An Elkins High School football player who was ruled ineligible by the Secondary School Activities Commission last week has been reinstated by the state's governing body for extracurricular activities.
Elkins senior L.J. Lawrence, the Tigers' leading rusher, transferred to Randolph County's largest high school last summer. A parent of a player at a rival school filed a complaint with the SSAC last week, and the governing body ruled Lawrence ineligible.
Elkins, whose record stood at 7-2 at the time, was stripped of its wins for the use of an ineligible player. Since the Tigers were ranked eighth in the SSAC Class AAA playoff ratings, the decision threw the postseason race into upheaval. This is the final week of the football regular season, and the playoffs are scheduled to begin Nov. 9.

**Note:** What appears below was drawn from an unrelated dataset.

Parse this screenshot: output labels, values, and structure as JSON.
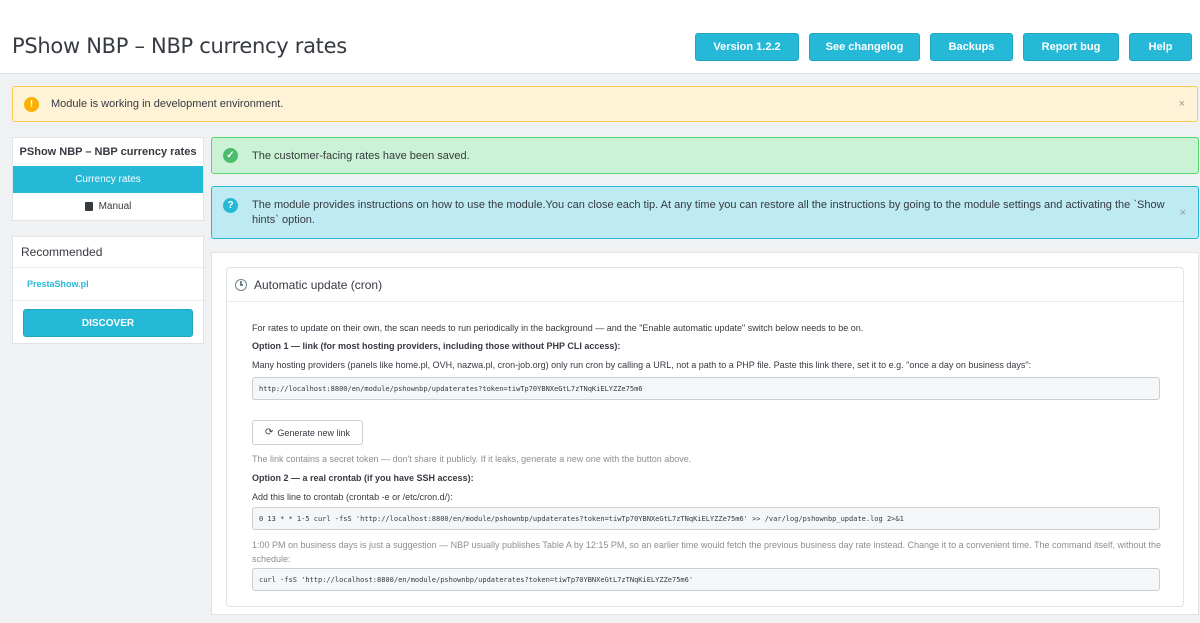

However, Randolph County Superintendent Dr. James Phares argued that Lawrence was protected under the McKinney-Vento Act of 2002. That federal law set guidelines for public schools in the pursuit of providing better educational opportunities to homeless students.
Lawrence, who lives with his grandmother in Elkins, is classified as a homeless student, and thus should be protected by the act, which requires governing bodies of athletic competition to remove barriers from participation from such students. Such barriers include attendance requirements.
The SSAC had no provisions set in its bylaws to accommodate the act. This led to a quick turnaround of policy by the organization over the weekend.
"We had a lot of people working on it to bring some closure to it," SSAC Executive Director Gary Ray said in a phone call Monday afternoon.
Lawrence obtained legal representation for attorney Lori Gray, and a hearing was set for Friday seeking a preliminary injunction that would have temporarily allowed Lawrence to play. He had been reinstated to the football team late last week by Elkins Principal Dave Finchum, although the Tigers were idle.
That hearing is now unnecessary.
The SSAC also released a statement regarding the issue Monday, citing the involvement of the state board of education in finding resolution to the issue.
"At the request of this office, the West Virginia State Board of Education reviewed the federal law cited by the Randolph County Superintendent, and concluded that under these particular facts and circumstances of this case, the student athlete in question is eligible for interscholastic athletic competition in West Virginia because of federal law," the SSAC said.
"Accordingly, the student athlete in question is eligible. Elkins High School will not be required to forfeit any football games."
Elkins finishes its regular season Friday with a home game against Class AAA No. 16 Lewis County (7-2).